I checked for wounds on all three horses because a gate doesn’t pull out by its bolts without a body slam from a large animal, either directly against the gate or several bodies pushed tightly and leaning hard in an attempt to escape a kick or a bite. That would be Tater bullying my horse, Chaco, in a show of testosterone and youth. I was thinking through my plans for the day and schedules to be changed to accommodate a vet visit. Who could have a ‘real’ job while living on a farm when the unexpected always seemed to rear its head at the most inconventient times?
I couldn’t believe it. The horses were fine. No scrapes, no bumps, no swollen joints. Just horses happy to be on new, green grass that didn’t look like the new green grass on their side of the fence. Even happier when I took off their blankets that now seemed to weigh 50 pounds a piece. How was I going to dry these? Certainly not in my clothes dryer. This was not the time of year to wash the blankets outside with a scrub brush and I was not going to put these nasty, dirty things into the same place I put the whites! I spread them out on saw horses in the tack room and turned up the heat.
The broken gate was the only barrier between the horse’s loafing shed and the barn yard. I found one hanger bolt on the ground beneath the gate. I found the other about 20 feet away in the grass. I had no idea what happened, exactly, but I did know re-securing the gate was going to be a bitch because the corner of the barn was lying on the ground next to the hanger bolt.
Not sure I could handle the reconstruction, I called my neighbor, Dave, for a look-see. I had the tools and I even had a possible 4 x 4 to fit at the corner of the barn, but the nails needed to hold it all together (also known as ‘spikes’)looked daunting in both length and breadth and I wasn’t exactly sure how I would hammer them in.

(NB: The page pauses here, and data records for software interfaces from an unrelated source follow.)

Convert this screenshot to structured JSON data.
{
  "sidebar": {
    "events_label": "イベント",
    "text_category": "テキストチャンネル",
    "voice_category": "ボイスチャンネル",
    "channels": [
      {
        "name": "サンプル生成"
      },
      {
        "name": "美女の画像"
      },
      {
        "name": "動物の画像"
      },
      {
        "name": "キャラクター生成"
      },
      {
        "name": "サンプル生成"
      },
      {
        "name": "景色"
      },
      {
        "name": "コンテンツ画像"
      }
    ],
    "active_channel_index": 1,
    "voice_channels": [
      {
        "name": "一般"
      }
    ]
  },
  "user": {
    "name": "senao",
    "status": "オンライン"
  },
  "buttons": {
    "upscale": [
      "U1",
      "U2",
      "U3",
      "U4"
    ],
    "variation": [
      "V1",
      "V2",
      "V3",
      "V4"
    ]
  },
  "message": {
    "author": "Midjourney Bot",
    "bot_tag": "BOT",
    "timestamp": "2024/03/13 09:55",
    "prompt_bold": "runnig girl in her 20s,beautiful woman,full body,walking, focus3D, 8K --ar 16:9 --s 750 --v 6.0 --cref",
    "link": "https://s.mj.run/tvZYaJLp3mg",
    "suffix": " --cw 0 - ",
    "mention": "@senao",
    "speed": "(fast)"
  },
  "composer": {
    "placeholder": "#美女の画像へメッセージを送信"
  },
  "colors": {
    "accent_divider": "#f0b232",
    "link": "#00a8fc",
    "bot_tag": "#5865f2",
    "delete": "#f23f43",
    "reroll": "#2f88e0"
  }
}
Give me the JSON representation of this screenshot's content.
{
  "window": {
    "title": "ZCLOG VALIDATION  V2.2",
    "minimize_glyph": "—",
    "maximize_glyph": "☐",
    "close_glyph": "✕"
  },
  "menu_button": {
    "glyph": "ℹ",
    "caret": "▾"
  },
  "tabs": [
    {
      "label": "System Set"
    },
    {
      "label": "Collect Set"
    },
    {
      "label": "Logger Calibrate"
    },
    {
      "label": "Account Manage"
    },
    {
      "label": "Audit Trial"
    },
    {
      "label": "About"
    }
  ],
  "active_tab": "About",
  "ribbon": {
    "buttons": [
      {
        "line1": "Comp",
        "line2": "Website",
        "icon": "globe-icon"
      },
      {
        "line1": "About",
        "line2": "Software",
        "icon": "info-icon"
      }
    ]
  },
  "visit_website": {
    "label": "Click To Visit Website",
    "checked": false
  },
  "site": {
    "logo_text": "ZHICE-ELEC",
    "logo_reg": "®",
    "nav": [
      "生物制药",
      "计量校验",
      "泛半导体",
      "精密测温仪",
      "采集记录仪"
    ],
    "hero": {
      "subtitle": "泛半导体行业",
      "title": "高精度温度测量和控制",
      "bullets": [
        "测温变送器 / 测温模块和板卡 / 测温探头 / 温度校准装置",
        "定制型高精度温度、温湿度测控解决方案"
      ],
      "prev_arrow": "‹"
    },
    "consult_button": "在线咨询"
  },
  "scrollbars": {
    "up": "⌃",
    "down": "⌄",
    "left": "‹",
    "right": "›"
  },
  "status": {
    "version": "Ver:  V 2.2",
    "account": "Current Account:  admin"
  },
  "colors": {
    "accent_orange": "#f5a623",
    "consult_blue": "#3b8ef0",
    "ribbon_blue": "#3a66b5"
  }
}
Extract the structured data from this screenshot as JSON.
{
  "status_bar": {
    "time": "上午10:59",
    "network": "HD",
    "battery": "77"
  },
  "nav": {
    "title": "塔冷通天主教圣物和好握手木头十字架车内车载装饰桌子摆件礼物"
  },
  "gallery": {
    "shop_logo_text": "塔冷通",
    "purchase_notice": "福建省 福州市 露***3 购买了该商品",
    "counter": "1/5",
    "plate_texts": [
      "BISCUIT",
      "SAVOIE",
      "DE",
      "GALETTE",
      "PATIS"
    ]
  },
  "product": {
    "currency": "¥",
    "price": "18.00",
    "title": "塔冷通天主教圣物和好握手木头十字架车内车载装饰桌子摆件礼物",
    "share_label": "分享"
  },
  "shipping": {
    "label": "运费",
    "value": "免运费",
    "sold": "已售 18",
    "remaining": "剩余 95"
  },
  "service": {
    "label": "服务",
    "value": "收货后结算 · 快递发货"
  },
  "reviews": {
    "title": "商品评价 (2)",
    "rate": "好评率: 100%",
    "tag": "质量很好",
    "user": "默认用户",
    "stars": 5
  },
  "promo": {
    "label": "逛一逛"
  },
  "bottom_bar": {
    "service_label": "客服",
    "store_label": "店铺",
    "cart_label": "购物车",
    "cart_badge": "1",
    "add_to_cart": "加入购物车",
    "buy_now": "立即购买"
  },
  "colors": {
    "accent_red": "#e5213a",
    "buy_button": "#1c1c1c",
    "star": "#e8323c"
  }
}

It’s a good thing Dave was around. He is an ex-logger with a great deal of enthusiasm for hitting things hard. We came up with a plan to reattach the gate, but when the spike hit the old-growth wood in the barn frame, even Dave’s wailing almost came to a stop. I have never seen someone pound a nail with a sledge so hard yet for such little impression. The wood was like stone and every time Dave drove down on the nail, with his thumb just inches away, I flinched. Between that and threading the hanger bolts for the gate, I am afraid, if left to my own devices, Greg would have returned home from work to a temporary panel lashed to the posts with baling twine and no easy way in or out from the corral.
Dave smacked the spikes until they were in and then hit the 4 x 4 a couple more times just for good measure. We rehung the gate in such a way Tater could not use one of his latest moves, which was to stick his head through the rungs of the gate and pull up, thus lifting the gate off its hinges,defying our newly devised gate latch. If you can’t open one side of a gate; try for the other – he is not a stupid animal.
The repair was complete. The sun was shining. No animals had been wounded in the event. The day had a feeling of normalcy. So, my plans were off by an hour, but it could have been far worse. Just a little hiccup at the farm. Just a little “oops” from the horses. It is probably better I don’t know exactly what happened to rip the corner off the barn, hang the gate at a dangerous angle for escape, place three horses in the barn yard instead of safe under the loafing shed. If Tater could talk, he would probably lie about whose fault it was. Better to leave it alone and get on to the next project on the list of farm projects, the ones actually written down and planned for the day.
(Photo is pretty self explanatory. The gate is ‘down’, thus the horses are no longer in the loafing shed, but rather, farther down the barnyard behind me eating grass)
All rights reserved. Copyright Scottie Jones 2006